Grudge Match (12A, 113 mins)

Grudge Match (12A, 113 mins)

Director: Peter Segal

3 stars

In what seems like a dream pairing, Sylvester Stallone and Robert De Niro come together for this somewhat tired comedy as a pair of former boxers who were big rivals in the 80s. They'd won one fight each but Stallone retired before they could have the decider, something De Niro is still bitter about 30 years on. When the chance for a rematch comes up, these two 60-something guys try to get back into shape, with the joke writers making a dash for the fat-and-old well much too often. For large stretches it's the only joke, and you'd be hard pushed to call the dialogue sparkling, but it finds its feet a little in a midsection that throws in a few nice Rocky and Raging Bull references and a handful of chuckles. And Stallone and De Niro are a solid pair of stars who, while hardly gifts to comedy, are entirely watchable, and could have been more so if only they were served by a stronger script. Squeezing in a subplot involving Kim Basinger, an old flame of both men, does rather pad out the build-up to the fight, but it's just about worth it in the end.

See it if you liked: Rocky, Raging Bull, Last Vegas

Inside Llewyn Davis (15, 105 mins)

Directors: Joel Coen, Ethan Coen

4 stars

The latest from the Coen brothers is another of their cruel but darkly witty experiments in throwing a character into increasingly difficult circumstances and seeing how they handle it. It's 1961 and we're following the travails of Dylanesque folk singer Llewyn Davis (Oscar Isaac), who has talent but is barely more than a bum, broke and forced to crash on friends' couches. Among these friends are fellow singers Justin Timberlake and Carey Mulligan, who's pregnant and Llewyn might be the father, just one more stumbling block in his ramshackle personal life. His career isn't going great either, with gentle folk songs played out in smoky, cavernous clubs as he tries to scratch a living. The film plays like a folk song too, all hard luck and poverty, as the Coens never flinch from piling misery onto their leading men, yet remain empathetic enough to recognise the toll this has on him. Llewyn is hardly sympathetic, but his misadventures are gripping, and Isaac is great, with a real Pacino thing going on. Only an extended road trip where he tries to get a record deal loses a little momentum, although there's compensation here in a thunderous John Goodman cameo. As is the Coen way, a glorious parade of characters light up the screen, people who they just need to put a camera on and they look right. Crisp interactions and a beautifully recreated period make it a joy to watch, and it's only once we get towards an end that hits hard that the real genius of what the Coens have done here becomes apparent.

See it if you liked: A Serious Man, Barton Fink, Crazy Heart

August: Osage County (15, 121 mins)

Director: John Wells

2 stars

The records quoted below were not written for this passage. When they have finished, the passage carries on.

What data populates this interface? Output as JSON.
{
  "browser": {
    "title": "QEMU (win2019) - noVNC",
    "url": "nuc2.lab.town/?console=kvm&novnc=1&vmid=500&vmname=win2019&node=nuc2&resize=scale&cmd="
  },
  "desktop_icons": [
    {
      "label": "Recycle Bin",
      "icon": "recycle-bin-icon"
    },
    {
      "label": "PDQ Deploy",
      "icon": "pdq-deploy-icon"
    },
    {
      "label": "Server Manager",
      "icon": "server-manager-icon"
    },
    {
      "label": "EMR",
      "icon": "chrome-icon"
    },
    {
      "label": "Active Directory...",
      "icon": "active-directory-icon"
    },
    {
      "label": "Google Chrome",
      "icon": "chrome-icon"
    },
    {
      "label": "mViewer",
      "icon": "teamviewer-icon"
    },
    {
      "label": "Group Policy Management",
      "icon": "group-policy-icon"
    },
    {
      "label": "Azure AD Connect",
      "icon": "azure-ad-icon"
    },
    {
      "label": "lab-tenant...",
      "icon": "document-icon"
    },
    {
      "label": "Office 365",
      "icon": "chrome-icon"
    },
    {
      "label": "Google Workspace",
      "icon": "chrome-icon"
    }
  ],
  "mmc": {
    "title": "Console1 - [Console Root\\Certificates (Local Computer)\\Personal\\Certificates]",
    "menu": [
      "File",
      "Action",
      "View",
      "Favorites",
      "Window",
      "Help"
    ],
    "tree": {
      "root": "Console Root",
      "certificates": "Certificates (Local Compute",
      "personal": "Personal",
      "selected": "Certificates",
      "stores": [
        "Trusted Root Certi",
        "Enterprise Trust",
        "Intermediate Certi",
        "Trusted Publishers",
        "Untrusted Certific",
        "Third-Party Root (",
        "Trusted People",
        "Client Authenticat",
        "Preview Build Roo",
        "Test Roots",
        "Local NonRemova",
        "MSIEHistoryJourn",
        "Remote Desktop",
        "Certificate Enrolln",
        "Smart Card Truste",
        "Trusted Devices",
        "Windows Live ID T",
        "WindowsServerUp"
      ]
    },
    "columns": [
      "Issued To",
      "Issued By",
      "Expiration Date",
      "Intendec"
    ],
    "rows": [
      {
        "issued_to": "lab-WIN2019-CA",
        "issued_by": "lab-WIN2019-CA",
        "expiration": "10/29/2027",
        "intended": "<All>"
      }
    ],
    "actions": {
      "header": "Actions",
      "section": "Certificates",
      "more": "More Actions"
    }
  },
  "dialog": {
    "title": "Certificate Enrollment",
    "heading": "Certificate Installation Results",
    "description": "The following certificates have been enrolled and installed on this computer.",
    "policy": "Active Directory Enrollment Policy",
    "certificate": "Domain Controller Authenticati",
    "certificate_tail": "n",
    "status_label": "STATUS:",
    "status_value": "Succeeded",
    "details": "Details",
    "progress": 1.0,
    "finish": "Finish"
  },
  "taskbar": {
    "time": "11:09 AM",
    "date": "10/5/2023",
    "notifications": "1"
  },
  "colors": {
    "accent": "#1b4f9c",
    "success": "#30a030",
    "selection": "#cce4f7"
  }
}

Tracy Letts adapts his own stage play with this often very silly drama that works mostly as a showcase for its amazing star, Meryl Streep. As the extended Weston family gather at the Oklahoma home of volatile matriarch Violet (Streep) during a sweltering summer, tensions between her and her three daughters (Julia Roberts among them) run high. They're not pleasant people on the whole, which isn't fatal, but what does hurt is that they're not especially interesting people, with no real shape to their dynamics. When it all kicks off though, there's certainly some fun to be had, and a big dinner scene where some truths come out and tempers spill over is the centrepiece. A pilled-up Streep carries it for long stretches and watching her go toe-to-toe with everyone is the film's strongest card. Showing her incredible range (she's picked up yet another Oscar nomination, her 18th, though she won't win this time), she's on grandstanding form, sometimes fire-breathing, sometimes sad, and while rarely subtle, it's almost always entertaining. With so many actors stuffed into the cast though, many of the rest seem lost at sea compared to Streep. The Brits fare particularly poorly, with Benedict Cumberbatch and Ewan McGregor largely just standing there. In its less hysterical moments, issues of family and responsibility are touched on, suggesting there might be something interesting going on somewhere. But, oh man, does Letts like to pile on the melodrama and the revelations, making the overwhelming feeling one of ridiculousness before it ultimately runs out of steam.

See it if you liked: Nebraska, Fireflies in the Garden, The Royal Tenenbaums